What I like least about the Copenhagen transport system is its lack of a common transport authority. Luckily all tickets are valid for all different operators, but there is no face to it all. Except for some security people, the Metro is completely unmanned, no visible information office, just machines and a few info leaflets in some stations, the same is true for the S-tog, and I don't know about Movia who operates the buses. This is the absolute contrary to Stockholm, where SL is omnipresent, has a few customers offices in strategic places and with many metro stations staffed. At least the tourist office has some maps for visitors which also explain the fare system a bit.
Which brings us to Copenhagen's excessive zonal fare system. The capital region where all those shared tickets are valid may be similar to SL's territory in Stockholm. And while SL needs 3 fare stages (for single tickets only - one single fare zone for all other tickets), the Copenhagen area is divided into none less than 95!!! zones.
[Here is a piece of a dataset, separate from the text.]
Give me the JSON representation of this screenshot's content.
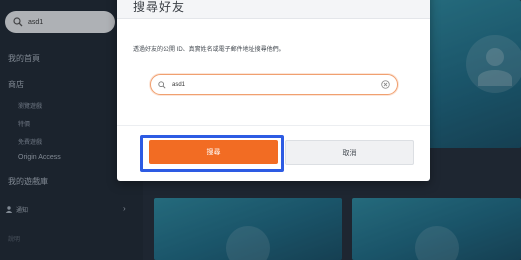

The maximum number of zone you need to pay is 9. Visitor's passes sold as "City Pass" can be found on machines under "City centre tickets", although they cover zones 1-4 which also includes the Airport, so that's pretty misleading, too. Luckily, many maps show the different zones, although at S-tog stations, I wasn't sure whether Hellerup was included in this type of ticket or not (in the end it is in two adjacent zones, but that was badly drawn). On the other days I bought a 24-timers billet (24-hour ticket) which is valid in all zones, but costs some 17.50 EUR but at least you don't have to bother about zones when taking the S-tog a bit beyond the half-circular F line. Travelling in the region over the Öresund Bridge into Sweden can also be tricky as explanations on the different websites are not very clear. I bought a day-return ticket from Copenhagen to Malmö and understood that this includes travel on local buses for 24 hours also in Malmö. I cannot confirm that this is true, as when I showed my paper ticket to the bus drivers, they didn't really look at it, as on that day the electronic ticketing system in Malmö was not working anyway and they simply didn't care about tickets.... But I think they never look at them as you cannot really expect that all bus drivers know all the 95 fare zones on the Danish side plus their 100+ zones on the Swedish side.
Talking of Malmö, I did, of course, its small underground system, opened in 2010 as Citytunneln, with two underground stations and one partly covered station (Hyllie). While the underground station at Malmö Central is quite typical for European railway stations built in the last two decades, the tube station at Triangeln at the southern edge of the city centre is quite pleasant with clear lines, good visibility despite the massive row of columns in the middle. The route is frequently served by Öresund trains from Copenhagen at least every 20 minutes plus some of those purple Pågatåg services operating in Southern Sweden, but there is no regular headway between trains, so there may be longer gaps.